CLOSED SEASON FOR FISHING WILL HELP GHANA INCREASE FISH LANDING BY 90,000 TONNES
ACCRA– The enforcement of a closed season for fishing in Ghana’s coastal waters by the Ministry of Fisheries and Aquaculture Development will result in increased fish landings by 90,000 tonnes by the year 2030, says an American aid official.
The closed season directive contained in the country’s National Fisheries Management Plan in order to curb the threat of over-fishing, is being implemented in collaboration with other management practices, says James Lykos, the acting Director for Economic Growth at the Office of the United States Agency for International Development (USAID) in Ghana.
Lykos was speaking at the launch Wednesday of a new training centre of the Development Action Association (DAA), a non-governmental organization at Kokrobite in Greater Accra Region (Province), about 30 kilometres west of here. The association serves as a model for local organization leadership roles in community-based marine and coastal resource management.
The centre, whose facilities include storage and processing rooms, was funded by UNSAID under its Ghana Sustainable Fisheries Management (SFMP) project, the Ministry of Fisheries and Aquaculture Development (MOFAD) and the Costal Resource Centre.

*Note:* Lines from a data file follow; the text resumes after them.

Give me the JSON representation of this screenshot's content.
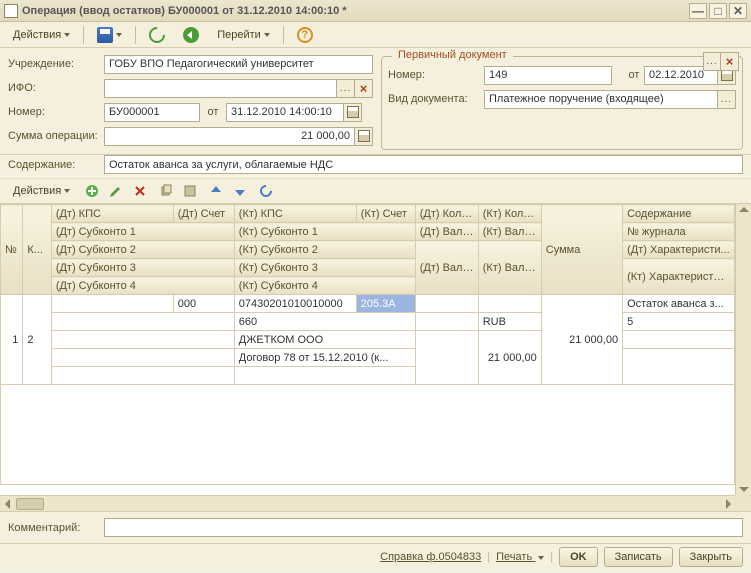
{
  "window": {
    "title": "Операция (ввод остатков) БУ000001 от 31.12.2010 14:00:10 *"
  },
  "toolbar": {
    "actions": "Действия",
    "go": "Перейти"
  },
  "form": {
    "org_label": "Учреждение:",
    "org_value": "ГОБУ ВПО Педагогический университет",
    "ifo_label": "ИФО:",
    "ifo_value": "",
    "num_label": "Номер:",
    "num_value": "БУ000001",
    "from_label": "от",
    "date_value": "31.12.2010 14:00:10",
    "sum_label": "Сумма операции:",
    "sum_value": "21 000,00",
    "content_label": "Содержание:",
    "content_value": "Остаток аванса за услуги, облагаемые НДС"
  },
  "primary_doc": {
    "title": "Первичный документ",
    "num_label": "Номер:",
    "num_value": "149",
    "from_label": "от",
    "date_value": "02.12.2010",
    "kind_label": "Вид документа:",
    "kind_value": "Платежное поручение (входящее)"
  },
  "grid_toolbar": {
    "actions": "Действия"
  },
  "grid": {
    "headers": {
      "n": "№",
      "k": "К...",
      "dt_kps": "(Дт) КПС",
      "dt_schet": "(Дт) Счет",
      "kt_kps": "(Кт) КПС",
      "kt_schet": "(Кт) Счет",
      "dt_kol": "(Дт) Коли...",
      "kt_kol": "(Кт) Колич...",
      "summa": "Сумма",
      "soderzh": "Содержание",
      "dt_sub1": "(Дт) Субконто 1",
      "kt_sub1": "(Кт) Субконто 1",
      "dt_val": "(Дт) Валю...",
      "kt_val": "(Кт) Валюта",
      "n_zh": "№ журнала",
      "dt_sub2": "(Дт) Субконто 2",
      "kt_sub2": "(Кт) Субконто 2",
      "dt_vs": "(Дт) Вал. сумма",
      "kt_vs": "(Кт) Вал. сумма",
      "dt_har": "(Дт) Характеристи...",
      "dt_sub3": "(Дт) Субконто 3",
      "kt_sub3": "(Кт) Субконто 3",
      "kt_har": "(Кт) Характеристики движения",
      "dt_sub4": "(Дт) Субконто 4",
      "kt_sub4": "(Кт) Субконто 4"
    },
    "row": {
      "n": "1",
      "k": "2",
      "dt_schet": "000",
      "kt_kps": "07430201010010000",
      "kt_schet": "205.3А",
      "summa": "21 000,00",
      "soderzh": "Остаток аванса з...",
      "kt_sub1": "660",
      "kt_val": "RUB",
      "n_zh": "5",
      "kt_sub2": "ДЖЕТКОМ ООО",
      "kt_vs": "21 000,00",
      "kt_sub3": "Договор 78 от 15.12.2010 (к..."
    }
  },
  "comment": {
    "label": "Комментарий:",
    "value": ""
  },
  "footer": {
    "spravka": "Справка ф.0504833",
    "print": "Печать",
    "ok": "OK",
    "write": "Записать",
    "close": "Закрыть"
  }
}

The centre will provide support to national and regional efforts aimed at improving hygienic fish processing and reducing post-catch losses in the small-scale fish processing sector and is estimated to benefit the more than 35,000 small-scale fisher processors in Ghana, mostly women-owned and operated.
According to Lykos, the fishing closed season will go a long way towards securing the livelihood of more than two million people in the fishing sector. He noted that a closed season implemented by the Oyster Pickers Association had led to larger growth of oysters and the members of the association had been able to sell their catch at high prices.
Lykos added that Ghana’s fishing industry was challenged by a number of issues including over-fishing, unsafe fish handling practices, declining fish stocks and polluted marine waters.
Source: NAM NEWS NETWORK